MATERIAL SUPPLIED
┏━━

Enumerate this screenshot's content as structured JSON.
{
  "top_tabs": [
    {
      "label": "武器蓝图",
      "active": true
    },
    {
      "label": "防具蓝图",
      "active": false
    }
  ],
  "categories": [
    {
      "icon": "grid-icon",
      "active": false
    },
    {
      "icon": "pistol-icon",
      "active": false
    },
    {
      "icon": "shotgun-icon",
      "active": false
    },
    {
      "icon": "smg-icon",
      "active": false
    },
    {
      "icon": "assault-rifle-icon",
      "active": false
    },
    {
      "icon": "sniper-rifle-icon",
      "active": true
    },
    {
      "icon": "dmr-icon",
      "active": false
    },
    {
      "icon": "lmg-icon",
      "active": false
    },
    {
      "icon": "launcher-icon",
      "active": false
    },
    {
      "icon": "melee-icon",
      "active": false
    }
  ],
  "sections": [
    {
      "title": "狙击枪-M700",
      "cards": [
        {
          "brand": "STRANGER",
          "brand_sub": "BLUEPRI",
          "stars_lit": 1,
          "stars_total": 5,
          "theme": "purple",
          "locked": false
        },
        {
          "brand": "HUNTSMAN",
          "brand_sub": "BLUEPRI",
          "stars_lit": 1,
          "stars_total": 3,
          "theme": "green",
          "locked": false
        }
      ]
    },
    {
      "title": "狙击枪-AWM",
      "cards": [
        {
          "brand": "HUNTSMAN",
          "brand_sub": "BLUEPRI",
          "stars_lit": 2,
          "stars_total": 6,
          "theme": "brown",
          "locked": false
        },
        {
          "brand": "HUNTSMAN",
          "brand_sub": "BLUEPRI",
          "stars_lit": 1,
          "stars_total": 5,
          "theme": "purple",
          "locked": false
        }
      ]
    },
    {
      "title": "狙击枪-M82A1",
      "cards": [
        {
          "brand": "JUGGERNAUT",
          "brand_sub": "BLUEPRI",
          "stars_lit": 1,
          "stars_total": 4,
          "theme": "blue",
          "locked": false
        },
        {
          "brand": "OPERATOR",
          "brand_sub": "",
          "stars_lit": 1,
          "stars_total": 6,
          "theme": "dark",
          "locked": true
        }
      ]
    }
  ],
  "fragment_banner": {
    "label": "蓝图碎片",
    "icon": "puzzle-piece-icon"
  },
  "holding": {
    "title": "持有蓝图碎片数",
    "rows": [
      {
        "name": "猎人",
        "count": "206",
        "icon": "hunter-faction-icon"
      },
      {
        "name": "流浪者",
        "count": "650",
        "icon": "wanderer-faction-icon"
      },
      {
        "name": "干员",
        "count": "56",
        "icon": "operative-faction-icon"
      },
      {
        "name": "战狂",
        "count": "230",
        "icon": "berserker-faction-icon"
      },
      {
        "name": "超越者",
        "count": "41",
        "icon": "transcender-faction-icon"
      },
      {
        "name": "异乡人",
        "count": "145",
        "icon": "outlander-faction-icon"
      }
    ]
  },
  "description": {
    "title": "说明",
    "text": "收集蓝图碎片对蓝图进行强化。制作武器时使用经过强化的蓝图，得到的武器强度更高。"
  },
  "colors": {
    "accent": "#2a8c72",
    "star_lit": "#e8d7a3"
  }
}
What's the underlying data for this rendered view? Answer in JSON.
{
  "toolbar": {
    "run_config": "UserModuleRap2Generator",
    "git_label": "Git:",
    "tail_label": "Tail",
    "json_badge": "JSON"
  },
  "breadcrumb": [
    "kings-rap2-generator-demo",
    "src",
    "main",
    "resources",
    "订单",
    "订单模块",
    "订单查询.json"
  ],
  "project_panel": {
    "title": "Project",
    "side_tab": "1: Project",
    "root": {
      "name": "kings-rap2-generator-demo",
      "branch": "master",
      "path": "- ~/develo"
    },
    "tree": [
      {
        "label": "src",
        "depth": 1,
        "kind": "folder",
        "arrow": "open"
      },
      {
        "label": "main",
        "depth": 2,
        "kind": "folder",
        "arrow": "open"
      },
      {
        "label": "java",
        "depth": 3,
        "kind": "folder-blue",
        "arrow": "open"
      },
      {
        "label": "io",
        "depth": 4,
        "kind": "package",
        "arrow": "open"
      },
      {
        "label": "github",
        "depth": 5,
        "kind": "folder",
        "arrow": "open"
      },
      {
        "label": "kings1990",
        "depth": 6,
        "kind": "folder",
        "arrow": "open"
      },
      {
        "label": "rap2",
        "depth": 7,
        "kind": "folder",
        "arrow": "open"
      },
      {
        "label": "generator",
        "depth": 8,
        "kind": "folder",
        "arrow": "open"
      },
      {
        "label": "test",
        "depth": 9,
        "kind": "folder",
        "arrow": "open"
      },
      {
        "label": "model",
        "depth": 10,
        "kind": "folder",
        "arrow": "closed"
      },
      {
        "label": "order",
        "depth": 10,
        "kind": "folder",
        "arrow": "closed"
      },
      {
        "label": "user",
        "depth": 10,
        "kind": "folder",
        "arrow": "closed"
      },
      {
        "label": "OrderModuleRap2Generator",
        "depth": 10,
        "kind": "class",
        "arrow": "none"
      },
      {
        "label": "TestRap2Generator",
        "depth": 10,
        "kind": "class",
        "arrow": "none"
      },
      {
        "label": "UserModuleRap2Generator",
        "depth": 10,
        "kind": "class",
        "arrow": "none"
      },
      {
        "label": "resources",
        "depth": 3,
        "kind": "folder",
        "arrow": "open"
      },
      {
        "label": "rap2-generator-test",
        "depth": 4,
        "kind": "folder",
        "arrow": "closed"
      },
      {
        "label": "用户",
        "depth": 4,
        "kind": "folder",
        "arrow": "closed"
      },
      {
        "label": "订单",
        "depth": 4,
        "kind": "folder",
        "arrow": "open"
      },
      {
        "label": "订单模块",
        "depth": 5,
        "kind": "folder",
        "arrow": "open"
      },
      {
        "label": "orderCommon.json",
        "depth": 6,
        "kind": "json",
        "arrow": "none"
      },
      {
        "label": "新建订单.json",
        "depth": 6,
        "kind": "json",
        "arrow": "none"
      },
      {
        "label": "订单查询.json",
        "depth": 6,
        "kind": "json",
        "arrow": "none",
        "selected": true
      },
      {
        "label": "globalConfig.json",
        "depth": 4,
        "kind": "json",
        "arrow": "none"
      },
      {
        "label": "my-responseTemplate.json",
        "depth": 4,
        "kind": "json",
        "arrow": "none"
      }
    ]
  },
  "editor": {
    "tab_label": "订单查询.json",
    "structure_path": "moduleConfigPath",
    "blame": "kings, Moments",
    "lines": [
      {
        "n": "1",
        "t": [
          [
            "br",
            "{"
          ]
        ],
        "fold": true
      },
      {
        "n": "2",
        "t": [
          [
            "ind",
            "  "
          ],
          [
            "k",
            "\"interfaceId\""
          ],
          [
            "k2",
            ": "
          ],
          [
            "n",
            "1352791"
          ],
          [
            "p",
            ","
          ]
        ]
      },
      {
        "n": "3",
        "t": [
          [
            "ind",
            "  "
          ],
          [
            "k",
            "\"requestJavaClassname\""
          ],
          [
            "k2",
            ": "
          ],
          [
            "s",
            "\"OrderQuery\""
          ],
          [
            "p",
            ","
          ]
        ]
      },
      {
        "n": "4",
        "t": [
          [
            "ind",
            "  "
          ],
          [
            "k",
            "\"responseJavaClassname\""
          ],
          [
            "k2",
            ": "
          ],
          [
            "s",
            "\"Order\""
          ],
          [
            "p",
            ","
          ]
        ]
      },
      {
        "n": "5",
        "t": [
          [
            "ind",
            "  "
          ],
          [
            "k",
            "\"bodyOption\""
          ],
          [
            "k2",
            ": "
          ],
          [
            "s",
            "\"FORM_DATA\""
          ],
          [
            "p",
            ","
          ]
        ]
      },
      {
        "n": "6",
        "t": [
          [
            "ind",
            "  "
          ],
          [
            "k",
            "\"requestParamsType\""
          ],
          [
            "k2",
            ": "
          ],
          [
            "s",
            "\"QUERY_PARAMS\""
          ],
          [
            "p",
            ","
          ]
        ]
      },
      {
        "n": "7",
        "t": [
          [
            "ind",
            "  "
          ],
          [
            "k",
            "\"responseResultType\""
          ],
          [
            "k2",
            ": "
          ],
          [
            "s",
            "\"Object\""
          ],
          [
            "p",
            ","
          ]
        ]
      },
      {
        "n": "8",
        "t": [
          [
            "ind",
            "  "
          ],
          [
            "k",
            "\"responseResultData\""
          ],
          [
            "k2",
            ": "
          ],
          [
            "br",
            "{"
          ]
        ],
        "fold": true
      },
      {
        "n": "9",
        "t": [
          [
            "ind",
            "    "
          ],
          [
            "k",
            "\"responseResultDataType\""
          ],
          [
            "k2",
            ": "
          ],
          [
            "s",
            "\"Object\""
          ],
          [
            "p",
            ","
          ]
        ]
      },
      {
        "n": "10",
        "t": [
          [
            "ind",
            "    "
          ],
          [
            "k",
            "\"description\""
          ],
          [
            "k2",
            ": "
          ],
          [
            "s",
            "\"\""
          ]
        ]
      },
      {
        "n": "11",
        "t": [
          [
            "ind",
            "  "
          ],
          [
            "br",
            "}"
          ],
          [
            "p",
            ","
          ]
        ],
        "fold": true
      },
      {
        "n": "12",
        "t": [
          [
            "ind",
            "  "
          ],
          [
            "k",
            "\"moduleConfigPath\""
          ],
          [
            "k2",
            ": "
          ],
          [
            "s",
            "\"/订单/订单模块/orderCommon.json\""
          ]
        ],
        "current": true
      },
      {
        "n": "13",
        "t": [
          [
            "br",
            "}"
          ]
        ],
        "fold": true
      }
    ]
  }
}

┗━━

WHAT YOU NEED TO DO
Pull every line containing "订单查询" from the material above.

YOUR RESPONSE
    "订单查询.json"
        "label": "订单查询.json",
    "tab_label": "订单查询.json",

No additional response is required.